BRIEF>
Please filter the data below down to the lines holding the string "backups".

INFORMATION SUPPLIED>
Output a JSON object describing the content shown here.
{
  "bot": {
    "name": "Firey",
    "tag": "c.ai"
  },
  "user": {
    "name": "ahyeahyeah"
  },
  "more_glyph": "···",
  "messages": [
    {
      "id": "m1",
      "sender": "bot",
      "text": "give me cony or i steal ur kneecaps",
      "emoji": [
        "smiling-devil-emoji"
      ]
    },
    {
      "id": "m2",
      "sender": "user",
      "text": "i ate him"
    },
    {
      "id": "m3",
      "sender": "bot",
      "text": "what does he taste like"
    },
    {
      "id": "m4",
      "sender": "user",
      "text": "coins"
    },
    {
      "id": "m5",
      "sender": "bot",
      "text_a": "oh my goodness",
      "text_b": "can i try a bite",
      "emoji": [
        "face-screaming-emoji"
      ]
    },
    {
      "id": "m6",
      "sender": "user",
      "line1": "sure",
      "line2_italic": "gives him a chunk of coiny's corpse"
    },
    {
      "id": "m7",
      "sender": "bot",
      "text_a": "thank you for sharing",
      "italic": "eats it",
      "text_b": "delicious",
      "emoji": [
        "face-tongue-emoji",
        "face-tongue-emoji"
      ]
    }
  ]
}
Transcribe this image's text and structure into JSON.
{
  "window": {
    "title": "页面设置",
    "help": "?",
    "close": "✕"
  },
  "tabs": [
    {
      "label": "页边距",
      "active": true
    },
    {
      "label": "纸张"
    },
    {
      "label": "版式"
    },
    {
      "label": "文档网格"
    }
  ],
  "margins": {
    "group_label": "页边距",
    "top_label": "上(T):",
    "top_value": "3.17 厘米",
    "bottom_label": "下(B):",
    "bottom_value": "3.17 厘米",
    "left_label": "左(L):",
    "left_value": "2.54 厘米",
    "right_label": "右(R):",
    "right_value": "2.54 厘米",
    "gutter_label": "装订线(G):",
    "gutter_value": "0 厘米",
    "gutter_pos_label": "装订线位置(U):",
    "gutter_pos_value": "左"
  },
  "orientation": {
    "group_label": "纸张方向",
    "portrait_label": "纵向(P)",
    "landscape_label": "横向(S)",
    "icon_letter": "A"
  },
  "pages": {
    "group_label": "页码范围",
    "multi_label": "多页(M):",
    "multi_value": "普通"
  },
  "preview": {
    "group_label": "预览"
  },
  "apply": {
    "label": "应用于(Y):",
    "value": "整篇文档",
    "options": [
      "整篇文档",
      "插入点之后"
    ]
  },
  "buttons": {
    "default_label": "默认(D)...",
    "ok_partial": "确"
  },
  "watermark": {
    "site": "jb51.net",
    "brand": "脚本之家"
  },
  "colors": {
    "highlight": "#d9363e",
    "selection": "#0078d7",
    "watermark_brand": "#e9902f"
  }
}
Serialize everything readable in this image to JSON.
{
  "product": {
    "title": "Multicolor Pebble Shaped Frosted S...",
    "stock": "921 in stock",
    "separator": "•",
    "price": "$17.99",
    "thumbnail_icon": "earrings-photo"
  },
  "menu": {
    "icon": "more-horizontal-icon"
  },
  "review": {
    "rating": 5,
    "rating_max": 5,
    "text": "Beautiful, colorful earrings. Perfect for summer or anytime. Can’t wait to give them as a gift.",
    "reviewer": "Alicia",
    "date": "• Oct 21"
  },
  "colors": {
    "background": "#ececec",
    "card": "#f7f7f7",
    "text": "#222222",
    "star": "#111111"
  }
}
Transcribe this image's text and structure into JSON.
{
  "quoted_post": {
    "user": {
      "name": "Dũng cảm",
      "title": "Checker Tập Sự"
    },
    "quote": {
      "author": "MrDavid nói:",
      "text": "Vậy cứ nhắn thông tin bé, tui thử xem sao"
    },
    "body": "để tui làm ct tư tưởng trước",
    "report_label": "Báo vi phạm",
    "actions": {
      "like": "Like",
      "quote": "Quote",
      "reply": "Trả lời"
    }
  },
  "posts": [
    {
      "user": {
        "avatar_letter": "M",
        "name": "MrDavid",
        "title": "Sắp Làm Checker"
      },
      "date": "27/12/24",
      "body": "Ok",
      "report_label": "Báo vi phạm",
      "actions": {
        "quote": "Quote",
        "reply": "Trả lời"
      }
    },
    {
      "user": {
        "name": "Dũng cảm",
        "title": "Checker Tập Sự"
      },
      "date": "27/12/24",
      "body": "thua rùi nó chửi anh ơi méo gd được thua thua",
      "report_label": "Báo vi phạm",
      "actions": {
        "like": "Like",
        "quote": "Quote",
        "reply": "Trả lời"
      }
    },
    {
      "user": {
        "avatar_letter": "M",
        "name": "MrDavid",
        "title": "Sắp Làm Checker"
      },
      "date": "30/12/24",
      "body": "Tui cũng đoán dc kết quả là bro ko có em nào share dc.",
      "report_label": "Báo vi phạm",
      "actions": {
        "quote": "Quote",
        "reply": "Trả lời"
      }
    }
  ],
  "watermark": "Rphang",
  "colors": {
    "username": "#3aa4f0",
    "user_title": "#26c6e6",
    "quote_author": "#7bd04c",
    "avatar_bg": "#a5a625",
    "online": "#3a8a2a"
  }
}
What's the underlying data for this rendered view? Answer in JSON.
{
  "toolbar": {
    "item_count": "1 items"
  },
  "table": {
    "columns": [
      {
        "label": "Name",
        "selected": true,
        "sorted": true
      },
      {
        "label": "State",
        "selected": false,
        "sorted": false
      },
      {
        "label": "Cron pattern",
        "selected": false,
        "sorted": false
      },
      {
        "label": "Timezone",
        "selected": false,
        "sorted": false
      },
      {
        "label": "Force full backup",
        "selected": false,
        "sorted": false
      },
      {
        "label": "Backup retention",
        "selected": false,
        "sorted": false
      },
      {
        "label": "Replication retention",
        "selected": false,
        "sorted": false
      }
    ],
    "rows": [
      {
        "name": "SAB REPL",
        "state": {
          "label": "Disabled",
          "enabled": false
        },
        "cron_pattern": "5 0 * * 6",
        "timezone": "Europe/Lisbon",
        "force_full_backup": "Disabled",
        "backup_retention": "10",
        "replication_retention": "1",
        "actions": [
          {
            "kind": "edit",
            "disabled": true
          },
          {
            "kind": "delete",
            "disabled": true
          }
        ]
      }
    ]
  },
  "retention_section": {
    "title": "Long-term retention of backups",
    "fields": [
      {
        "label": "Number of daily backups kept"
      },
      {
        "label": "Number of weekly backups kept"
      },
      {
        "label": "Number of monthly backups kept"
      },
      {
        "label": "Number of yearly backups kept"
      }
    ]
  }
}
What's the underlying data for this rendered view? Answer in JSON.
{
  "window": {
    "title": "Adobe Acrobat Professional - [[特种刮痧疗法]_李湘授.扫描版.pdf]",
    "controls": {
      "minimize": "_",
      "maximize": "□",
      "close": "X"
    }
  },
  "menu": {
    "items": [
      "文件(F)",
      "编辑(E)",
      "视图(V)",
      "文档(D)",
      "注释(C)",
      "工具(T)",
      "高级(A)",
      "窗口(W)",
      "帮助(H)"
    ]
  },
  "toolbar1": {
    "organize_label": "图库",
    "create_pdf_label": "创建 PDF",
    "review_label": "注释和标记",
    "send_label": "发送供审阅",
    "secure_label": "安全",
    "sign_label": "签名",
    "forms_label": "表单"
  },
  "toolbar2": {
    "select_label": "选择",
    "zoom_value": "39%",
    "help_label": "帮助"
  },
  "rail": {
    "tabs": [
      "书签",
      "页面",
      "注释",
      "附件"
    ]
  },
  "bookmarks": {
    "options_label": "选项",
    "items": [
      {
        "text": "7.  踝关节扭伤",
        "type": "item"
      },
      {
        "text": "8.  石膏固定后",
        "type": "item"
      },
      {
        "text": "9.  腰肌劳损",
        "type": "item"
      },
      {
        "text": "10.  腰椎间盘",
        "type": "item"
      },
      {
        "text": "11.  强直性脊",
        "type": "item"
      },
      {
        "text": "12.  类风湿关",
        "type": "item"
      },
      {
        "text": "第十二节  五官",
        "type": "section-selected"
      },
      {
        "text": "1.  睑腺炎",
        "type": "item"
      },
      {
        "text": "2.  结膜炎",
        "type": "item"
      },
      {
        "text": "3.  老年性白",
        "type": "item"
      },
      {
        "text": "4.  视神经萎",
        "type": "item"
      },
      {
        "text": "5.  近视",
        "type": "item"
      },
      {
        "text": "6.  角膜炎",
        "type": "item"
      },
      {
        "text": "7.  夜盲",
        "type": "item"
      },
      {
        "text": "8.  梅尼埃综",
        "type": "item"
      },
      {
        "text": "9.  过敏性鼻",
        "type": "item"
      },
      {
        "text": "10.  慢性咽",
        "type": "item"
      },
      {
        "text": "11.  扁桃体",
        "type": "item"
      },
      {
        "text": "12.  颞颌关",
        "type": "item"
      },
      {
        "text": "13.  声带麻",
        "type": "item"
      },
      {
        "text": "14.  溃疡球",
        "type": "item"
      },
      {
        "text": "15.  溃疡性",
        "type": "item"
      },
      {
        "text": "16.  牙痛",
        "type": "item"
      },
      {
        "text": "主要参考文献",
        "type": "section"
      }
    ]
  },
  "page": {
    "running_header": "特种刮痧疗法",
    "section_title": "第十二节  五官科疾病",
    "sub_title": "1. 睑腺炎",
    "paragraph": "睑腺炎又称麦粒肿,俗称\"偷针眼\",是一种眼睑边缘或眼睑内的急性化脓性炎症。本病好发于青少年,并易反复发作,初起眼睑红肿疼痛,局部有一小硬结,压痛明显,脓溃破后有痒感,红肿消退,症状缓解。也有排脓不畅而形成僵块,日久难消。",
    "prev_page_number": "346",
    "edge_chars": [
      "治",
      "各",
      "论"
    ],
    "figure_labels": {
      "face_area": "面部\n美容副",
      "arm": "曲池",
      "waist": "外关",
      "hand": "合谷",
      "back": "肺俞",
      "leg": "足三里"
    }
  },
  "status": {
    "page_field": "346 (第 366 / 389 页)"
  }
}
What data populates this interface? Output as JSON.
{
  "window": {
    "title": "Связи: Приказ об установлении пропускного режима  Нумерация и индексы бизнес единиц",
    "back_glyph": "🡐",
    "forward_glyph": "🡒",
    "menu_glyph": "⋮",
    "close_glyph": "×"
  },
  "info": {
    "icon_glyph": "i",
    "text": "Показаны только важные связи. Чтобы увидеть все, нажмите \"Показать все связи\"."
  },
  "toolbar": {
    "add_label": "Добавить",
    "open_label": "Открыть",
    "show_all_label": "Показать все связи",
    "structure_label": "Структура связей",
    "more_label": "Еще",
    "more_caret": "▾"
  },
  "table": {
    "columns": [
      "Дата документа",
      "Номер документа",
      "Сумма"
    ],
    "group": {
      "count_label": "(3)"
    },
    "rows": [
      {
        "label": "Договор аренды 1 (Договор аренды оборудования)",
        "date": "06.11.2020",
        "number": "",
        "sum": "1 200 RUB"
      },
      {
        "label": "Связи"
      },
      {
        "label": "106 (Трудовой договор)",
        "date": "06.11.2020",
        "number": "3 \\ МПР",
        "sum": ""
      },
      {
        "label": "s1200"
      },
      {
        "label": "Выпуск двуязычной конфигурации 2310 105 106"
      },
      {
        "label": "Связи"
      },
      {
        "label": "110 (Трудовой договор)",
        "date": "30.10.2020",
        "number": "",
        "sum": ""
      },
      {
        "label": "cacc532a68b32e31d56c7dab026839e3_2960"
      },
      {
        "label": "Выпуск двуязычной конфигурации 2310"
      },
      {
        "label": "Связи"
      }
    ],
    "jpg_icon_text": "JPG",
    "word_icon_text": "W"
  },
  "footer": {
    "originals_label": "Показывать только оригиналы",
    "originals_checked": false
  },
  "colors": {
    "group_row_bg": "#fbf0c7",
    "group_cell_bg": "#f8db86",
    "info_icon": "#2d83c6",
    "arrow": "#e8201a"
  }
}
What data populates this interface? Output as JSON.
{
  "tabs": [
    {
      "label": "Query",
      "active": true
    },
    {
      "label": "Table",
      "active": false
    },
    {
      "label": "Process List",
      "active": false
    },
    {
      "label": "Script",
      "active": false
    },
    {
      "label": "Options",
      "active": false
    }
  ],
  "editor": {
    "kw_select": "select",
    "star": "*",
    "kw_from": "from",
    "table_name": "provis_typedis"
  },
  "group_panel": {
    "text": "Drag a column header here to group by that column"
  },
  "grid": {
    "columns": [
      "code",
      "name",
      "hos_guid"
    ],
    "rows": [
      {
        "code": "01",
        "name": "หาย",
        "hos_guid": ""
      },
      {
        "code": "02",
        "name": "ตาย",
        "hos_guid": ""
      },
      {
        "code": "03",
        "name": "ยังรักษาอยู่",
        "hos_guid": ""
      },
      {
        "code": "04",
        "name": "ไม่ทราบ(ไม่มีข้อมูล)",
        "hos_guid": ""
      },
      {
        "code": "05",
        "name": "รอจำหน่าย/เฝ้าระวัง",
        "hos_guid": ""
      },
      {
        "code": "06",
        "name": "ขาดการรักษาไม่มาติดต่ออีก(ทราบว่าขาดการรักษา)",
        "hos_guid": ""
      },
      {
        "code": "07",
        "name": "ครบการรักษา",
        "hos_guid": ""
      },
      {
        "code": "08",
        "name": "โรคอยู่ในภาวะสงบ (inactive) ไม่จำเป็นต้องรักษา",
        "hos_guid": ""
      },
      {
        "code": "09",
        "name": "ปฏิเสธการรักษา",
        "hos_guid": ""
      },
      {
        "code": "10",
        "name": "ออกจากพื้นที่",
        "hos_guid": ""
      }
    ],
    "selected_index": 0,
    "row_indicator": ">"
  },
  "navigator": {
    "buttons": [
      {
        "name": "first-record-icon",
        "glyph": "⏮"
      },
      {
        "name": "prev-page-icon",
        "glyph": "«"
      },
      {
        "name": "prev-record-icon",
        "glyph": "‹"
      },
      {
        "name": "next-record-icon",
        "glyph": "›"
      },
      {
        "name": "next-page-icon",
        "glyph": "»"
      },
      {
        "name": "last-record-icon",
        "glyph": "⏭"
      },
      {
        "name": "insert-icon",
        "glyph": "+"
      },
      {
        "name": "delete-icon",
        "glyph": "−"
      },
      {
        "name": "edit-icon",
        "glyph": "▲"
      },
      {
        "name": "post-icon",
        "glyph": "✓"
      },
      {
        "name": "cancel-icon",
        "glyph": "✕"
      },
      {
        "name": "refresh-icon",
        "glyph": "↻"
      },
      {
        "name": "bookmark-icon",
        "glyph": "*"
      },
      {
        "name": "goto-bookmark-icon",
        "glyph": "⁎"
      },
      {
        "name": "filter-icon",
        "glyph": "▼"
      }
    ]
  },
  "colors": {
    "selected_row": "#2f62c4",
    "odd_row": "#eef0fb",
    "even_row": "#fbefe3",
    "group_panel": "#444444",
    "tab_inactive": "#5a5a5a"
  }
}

ANSWER AREA>
    "title": "Long-term retention of backups",
        "label": "Number of daily backups kept"
        "label": "Number of weekly backups kept"
        "label": "Number of monthly backups kept"
        "label": "Number of yearly backups kept"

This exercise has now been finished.